— INSTRUCTIONS TO FOLLOW —
Determine how many lines below hold the string "view". Reply with the number alone.

- - - -

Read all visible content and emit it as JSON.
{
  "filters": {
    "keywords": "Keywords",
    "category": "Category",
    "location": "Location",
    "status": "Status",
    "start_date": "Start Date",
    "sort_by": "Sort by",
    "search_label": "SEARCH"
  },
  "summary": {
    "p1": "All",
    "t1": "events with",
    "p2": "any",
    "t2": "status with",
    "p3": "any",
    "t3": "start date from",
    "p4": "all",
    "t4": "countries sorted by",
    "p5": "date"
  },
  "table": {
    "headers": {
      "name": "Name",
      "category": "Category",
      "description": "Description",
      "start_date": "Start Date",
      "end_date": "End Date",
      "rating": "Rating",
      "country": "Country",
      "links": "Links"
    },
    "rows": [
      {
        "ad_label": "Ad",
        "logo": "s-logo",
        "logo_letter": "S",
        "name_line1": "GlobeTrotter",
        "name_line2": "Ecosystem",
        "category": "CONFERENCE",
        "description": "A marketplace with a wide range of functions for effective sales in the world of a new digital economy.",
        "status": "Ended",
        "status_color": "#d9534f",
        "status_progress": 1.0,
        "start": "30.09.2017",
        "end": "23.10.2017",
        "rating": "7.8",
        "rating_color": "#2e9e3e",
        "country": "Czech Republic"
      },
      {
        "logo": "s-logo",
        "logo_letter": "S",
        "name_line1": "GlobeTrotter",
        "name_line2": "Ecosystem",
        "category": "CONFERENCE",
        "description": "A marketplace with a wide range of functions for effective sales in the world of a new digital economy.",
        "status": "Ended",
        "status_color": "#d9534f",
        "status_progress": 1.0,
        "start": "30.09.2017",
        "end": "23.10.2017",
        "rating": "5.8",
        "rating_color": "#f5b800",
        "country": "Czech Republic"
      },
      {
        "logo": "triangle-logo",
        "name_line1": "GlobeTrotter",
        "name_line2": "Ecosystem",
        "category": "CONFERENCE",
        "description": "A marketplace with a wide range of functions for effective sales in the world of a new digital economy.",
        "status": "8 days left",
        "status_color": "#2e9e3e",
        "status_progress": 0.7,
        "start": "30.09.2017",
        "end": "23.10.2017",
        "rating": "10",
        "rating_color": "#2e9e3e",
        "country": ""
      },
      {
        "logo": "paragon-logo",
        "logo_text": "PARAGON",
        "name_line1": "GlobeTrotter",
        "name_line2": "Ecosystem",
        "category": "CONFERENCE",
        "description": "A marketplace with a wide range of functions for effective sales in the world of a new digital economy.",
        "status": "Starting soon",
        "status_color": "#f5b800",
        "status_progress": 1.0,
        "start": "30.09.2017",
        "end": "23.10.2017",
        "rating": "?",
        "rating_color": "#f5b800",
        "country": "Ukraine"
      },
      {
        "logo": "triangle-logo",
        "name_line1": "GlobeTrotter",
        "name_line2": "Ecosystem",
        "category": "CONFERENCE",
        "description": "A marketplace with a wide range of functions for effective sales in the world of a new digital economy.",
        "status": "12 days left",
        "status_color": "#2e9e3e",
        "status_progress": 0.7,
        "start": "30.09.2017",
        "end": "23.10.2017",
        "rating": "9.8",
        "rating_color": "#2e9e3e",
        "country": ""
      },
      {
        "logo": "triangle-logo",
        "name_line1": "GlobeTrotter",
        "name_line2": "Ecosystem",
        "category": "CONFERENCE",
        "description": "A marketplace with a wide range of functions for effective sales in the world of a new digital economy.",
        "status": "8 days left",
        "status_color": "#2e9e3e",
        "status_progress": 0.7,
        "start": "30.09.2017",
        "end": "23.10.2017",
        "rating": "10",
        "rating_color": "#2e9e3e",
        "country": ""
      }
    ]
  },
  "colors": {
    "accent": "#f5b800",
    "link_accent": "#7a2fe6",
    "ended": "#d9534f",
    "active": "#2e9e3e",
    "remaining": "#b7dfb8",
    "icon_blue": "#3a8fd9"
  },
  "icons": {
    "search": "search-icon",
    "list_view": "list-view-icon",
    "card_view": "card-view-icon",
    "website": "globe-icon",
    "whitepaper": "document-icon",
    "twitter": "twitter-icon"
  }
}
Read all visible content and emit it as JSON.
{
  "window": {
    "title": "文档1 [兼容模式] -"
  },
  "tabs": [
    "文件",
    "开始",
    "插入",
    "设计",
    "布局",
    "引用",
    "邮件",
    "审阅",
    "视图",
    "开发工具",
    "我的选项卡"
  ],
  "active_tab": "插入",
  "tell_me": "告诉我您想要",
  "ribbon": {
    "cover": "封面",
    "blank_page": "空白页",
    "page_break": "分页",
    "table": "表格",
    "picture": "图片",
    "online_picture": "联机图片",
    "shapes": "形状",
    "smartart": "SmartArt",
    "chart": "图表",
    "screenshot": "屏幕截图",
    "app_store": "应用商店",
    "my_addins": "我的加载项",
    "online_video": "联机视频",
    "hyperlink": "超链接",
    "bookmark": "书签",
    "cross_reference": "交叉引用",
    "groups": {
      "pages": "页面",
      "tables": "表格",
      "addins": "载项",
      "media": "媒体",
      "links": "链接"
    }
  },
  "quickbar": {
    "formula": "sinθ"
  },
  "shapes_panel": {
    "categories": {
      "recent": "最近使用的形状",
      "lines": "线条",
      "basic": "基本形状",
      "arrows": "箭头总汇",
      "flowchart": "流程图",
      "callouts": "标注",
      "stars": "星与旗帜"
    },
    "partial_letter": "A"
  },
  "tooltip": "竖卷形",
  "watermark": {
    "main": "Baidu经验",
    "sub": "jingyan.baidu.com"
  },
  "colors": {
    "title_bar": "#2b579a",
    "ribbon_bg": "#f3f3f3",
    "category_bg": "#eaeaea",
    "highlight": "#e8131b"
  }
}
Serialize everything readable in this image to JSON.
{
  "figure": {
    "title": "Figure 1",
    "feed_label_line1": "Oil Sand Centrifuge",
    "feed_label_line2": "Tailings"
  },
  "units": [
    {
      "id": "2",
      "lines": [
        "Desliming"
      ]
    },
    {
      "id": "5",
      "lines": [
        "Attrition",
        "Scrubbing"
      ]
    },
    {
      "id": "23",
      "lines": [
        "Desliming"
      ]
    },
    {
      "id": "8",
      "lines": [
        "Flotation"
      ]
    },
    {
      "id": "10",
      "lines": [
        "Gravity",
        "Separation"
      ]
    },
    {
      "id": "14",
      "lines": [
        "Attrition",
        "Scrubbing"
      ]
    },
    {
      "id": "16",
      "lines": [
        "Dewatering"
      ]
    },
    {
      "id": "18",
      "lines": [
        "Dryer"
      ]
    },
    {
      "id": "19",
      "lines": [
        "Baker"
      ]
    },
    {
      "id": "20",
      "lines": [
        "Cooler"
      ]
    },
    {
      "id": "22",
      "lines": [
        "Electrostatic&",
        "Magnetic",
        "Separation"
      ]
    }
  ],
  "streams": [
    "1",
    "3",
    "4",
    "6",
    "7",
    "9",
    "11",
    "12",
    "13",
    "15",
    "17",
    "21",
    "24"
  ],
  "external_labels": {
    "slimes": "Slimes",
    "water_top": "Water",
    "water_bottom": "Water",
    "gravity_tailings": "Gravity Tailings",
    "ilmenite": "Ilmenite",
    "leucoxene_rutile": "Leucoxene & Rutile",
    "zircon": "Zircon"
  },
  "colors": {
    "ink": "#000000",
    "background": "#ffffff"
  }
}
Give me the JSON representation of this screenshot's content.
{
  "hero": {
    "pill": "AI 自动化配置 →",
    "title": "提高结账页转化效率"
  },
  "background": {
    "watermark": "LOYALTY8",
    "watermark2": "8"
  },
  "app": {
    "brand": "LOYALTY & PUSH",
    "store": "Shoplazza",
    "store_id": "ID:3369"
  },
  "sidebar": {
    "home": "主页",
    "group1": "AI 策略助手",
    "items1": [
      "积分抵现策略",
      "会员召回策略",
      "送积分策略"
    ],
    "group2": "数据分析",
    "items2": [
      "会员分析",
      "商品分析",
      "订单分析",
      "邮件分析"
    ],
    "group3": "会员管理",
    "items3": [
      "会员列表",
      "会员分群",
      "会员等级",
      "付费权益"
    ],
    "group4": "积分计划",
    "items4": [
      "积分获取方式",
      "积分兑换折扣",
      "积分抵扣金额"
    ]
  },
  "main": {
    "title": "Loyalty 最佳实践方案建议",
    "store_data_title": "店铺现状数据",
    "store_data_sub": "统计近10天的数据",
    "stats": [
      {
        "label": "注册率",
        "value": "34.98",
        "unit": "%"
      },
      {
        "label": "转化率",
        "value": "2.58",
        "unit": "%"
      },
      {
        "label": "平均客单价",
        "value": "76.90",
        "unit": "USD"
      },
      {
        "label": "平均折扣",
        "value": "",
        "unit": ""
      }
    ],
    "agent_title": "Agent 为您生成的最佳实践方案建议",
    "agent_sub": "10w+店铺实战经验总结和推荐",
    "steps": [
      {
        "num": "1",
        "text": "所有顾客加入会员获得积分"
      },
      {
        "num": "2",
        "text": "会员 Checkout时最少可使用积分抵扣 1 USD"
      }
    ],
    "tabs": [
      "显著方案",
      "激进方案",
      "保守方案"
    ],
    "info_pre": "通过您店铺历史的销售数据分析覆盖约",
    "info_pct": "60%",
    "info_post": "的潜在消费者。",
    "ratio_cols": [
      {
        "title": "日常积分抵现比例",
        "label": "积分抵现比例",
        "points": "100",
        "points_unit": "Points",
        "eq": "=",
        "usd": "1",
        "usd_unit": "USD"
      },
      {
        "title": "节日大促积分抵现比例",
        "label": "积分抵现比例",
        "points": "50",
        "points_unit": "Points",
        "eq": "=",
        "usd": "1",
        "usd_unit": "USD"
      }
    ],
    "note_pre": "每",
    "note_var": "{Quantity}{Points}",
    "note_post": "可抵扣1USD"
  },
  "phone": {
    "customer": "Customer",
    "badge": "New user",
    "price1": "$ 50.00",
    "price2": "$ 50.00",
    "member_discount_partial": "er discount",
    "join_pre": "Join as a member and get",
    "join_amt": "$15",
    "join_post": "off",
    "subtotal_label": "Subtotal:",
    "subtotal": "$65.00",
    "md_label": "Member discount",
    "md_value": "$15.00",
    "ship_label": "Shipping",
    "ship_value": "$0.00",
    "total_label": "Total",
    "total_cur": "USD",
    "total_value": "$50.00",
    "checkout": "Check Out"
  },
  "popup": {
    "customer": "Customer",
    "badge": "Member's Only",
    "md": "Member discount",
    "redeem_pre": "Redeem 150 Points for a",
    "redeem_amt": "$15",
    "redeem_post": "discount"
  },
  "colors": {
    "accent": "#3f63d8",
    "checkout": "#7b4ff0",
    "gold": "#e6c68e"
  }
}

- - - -

— ANSWER SECTION —
2